Task to carry out: Set down the entries once more, exactly as given.

App and web page records:
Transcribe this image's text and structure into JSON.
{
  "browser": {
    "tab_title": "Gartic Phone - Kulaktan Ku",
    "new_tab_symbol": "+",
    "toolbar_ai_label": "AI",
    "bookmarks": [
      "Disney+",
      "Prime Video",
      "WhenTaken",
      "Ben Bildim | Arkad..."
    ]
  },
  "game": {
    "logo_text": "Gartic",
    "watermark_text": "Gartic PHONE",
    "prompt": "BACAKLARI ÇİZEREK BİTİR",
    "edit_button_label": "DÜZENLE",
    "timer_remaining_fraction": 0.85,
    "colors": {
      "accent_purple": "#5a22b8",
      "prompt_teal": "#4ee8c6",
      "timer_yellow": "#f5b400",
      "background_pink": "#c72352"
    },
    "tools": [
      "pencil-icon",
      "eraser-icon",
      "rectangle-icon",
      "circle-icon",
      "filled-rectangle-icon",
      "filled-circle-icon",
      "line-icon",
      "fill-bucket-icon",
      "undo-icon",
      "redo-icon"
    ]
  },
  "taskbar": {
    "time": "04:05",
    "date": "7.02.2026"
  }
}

Solution to the exercise:
Transcribe this image's text and structure into JSON.
{
  "browser": {
    "tab_title": "Gartic Phone - Kulaktan Ku",
    "new_tab_symbol": "+",
    "toolbar_ai_label": "AI",
    "bookmarks": [
      "Disney+",
      "Prime Video",
      "WhenTaken",
      "Ben Bildim | Arkad..."
    ]
  },
  "game": {
    "logo_text": "Gartic",
    "watermark_text": "Gartic PHONE",
    "prompt": "BACAKLARI ÇİZEREK BİTİR",
    "edit_button_label": "DÜZENLE",
    "timer_remaining_fraction": 0.85,
    "colors": {
      "accent_purple": "#5a22b8",
      "prompt_teal": "#4ee8c6",
      "timer_yellow": "#f5b400",
      "background_pink": "#c72352"
    },
    "tools": [
      "pencil-icon",
      "eraser-icon",
      "rectangle-icon",
      "circle-icon",
      "filled-rectangle-icon",
      "filled-circle-icon",
      "line-icon",
      "fill-bucket-icon",
      "undo-icon",
      "redo-icon"
    ]
  },
  "taskbar": {
    "time": "04:05",
    "date": "7.02.2026"
  }
}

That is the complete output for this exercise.